To troubleshoot, remove the tank and dump the water. If it’s been a while since it was last cleaned, go ahead and clean it and the base. Look for and scrub away any scale or grime that may have built up.
Refill and reconnect the base. Turn on the humidifier and see if that solved the beeping issue.
Some brands of humidifiers can be sensitive in this area. Sometimes the connection doesn’t activate the water sensor, the floater gets stuck (if there is one), or the spring valve on the tank gets stuck. Any of these will prevent the humidifier from knowing water is ready to use.
You may be able to get around this issue by also pouring water into the well to close the sensor prior to reinstalling the tank.
It shouldn’t take long to figure out if this is the solution. You shouldn’t get those random beeps, your humidifier shouldn’t turn off by itself, and it should start producing mist.
3. Control Board Failure
Now if you plug in your humidifier and it beeps indicating power but there is no display or lights indicating power or operation, then you may be dealing with a control board failure.
In some humidifiers, the control board acts as the brains for the humidifier. If there is a fault with it, it won’t actively control the humidifier or even keep it powered up.
The fact you’re not getting any displays or lights is the big clue here. Unlike the issues with the water or a sensor or valve problem, this one involves either repairing or replacing the internal control board.
It’s possible to replace a control board yourself. However, you may want to contact a service center in case it involves more than swapping out one board for another.
4. Hard Reset
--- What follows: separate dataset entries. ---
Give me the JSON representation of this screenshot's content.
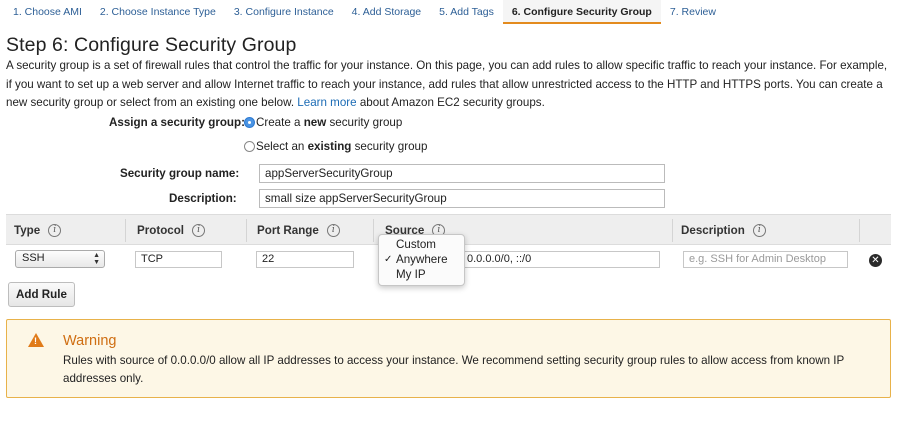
{
  "wizard": {
    "tabs": [
      {
        "label": "1. Choose AMI",
        "active": false
      },
      {
        "label": "2. Choose Instance Type",
        "active": false
      },
      {
        "label": "3. Configure Instance",
        "active": false
      },
      {
        "label": "4. Add Storage",
        "active": false
      },
      {
        "label": "5. Add Tags",
        "active": false
      },
      {
        "label": "6. Configure Security Group",
        "active": true
      },
      {
        "label": "7. Review",
        "active": false
      }
    ]
  },
  "page": {
    "title": "Step 6: Configure Security Group",
    "intro_text": "A security group is a set of firewall rules that control the traffic for your instance. On this page, you can add rules to allow specific traffic to reach your instance. For example, if you want to set up a web server and allow Internet traffic to reach your instance, add rules that allow unrestricted access to the HTTP and HTTPS ports. You can create a new security group or select from an existing one below.",
    "learn_more_link": "Learn more",
    "intro_suffix": "about Amazon EC2 security groups."
  },
  "assign": {
    "label": "Assign a security group:",
    "option_create_prefix": "Create a ",
    "option_create_bold": "new",
    "option_create_suffix": " security group",
    "option_select_prefix": "Select an ",
    "option_select_bold": "existing",
    "option_select_suffix": " security group",
    "selected": "create"
  },
  "fields": {
    "name_label": "Security group name:",
    "name_value": "appServerSecurityGroup",
    "description_label": "Description:",
    "description_value": "small size appServerSecurityGroup"
  },
  "rules_table": {
    "columns": [
      "Type",
      "Protocol",
      "Port Range",
      "Source",
      "Description"
    ],
    "rows": [
      {
        "type": "SSH",
        "protocol": "TCP",
        "port_range": "22",
        "source_cidr": "0.0.0.0/0, ::/0",
        "description_placeholder": "e.g. SSH for Admin Desktop"
      }
    ],
    "source_dropdown": {
      "options": [
        "Custom",
        "Anywhere",
        "My IP"
      ],
      "selected": "Anywhere"
    },
    "add_rule_label": "Add Rule"
  },
  "warning": {
    "title": "Warning",
    "body": "Rules with source of 0.0.0.0/0 allow all IP addresses to access your instance. We recommend setting security group rules to allow access from known IP addresses only."
  },
  "colors": {
    "link": "#1b6bb5",
    "active_tab_underline": "#e38b1e",
    "warning_border": "#e8b24a",
    "warning_background": "#fdf7e6",
    "warning_title": "#cf6e12",
    "radio_selected": "#4a94e4"
  },
  "icons": {
    "info": "info-icon",
    "remove": "remove-rule-icon",
    "warning": "warning-triangle-icon",
    "check": "checkmark-icon"
  }
}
Some manufacturer’s have specific guidance for troubleshooting. That’s why it’s always a good idea to consult your owner’s manual to see what’s recommended for your specific model.
For example, if you have a Sunpentown model that’s emitting four short beeps at random times, you may have to do a hard reset to the humidifier itself.
Basically, you unplug the humidifier. Then as you plug it back in, you hold down the power button at the same time. This should reset the humidifier to its original default settings and take care of the beep.
Restoring an appliance to its default settings is a way to clear out all the past programming and settings that may have changed through use and take it back to its base level of operational capability.
This procedure is for this specific model, though. Your model may have a different method for doing a hard reset, if any at all.
Again, consult the manual and if you don’t have one, see if you can find it in a Google search. A search like, [Brand and Model] Owner’s Manual or [Brand and Model] Manufacturer’s Manual should do the trick. You can also search [Brand and Model] Hard Reset.
5. When to Call for Help
If you’re unable to resolve your beeping issue, or if it is indeed a control board failure, you may need to go ahead and call a technician for diagnosis and repair. Worst case, you may have to replace the humidifier if the costs exceed the value of the unit.
That being said, it’s always worth eliminating as many possible causes as you can prior to making that call for help. When you do, you at least know you exhausted all the options at your disposal.
If you have a humidifier that beeping, it’s not doing it for fun or to annoy you. It doesn’t mean you’ve done something wrong to it, either. Humidifiers are appliances and, like all appliances, they can pose challenges when it comes to form and function.
However, that doesn’t mean the beeping isn’t trying to tell you something. Through some normal troubleshooting, you should be able to narrow down the area where the humidifier is having trouble and the likely thing causing it to beep.
Hopefully, the solution is an easy fix but again, a humidifier is an appliance, and sometimes professional help may need to be called.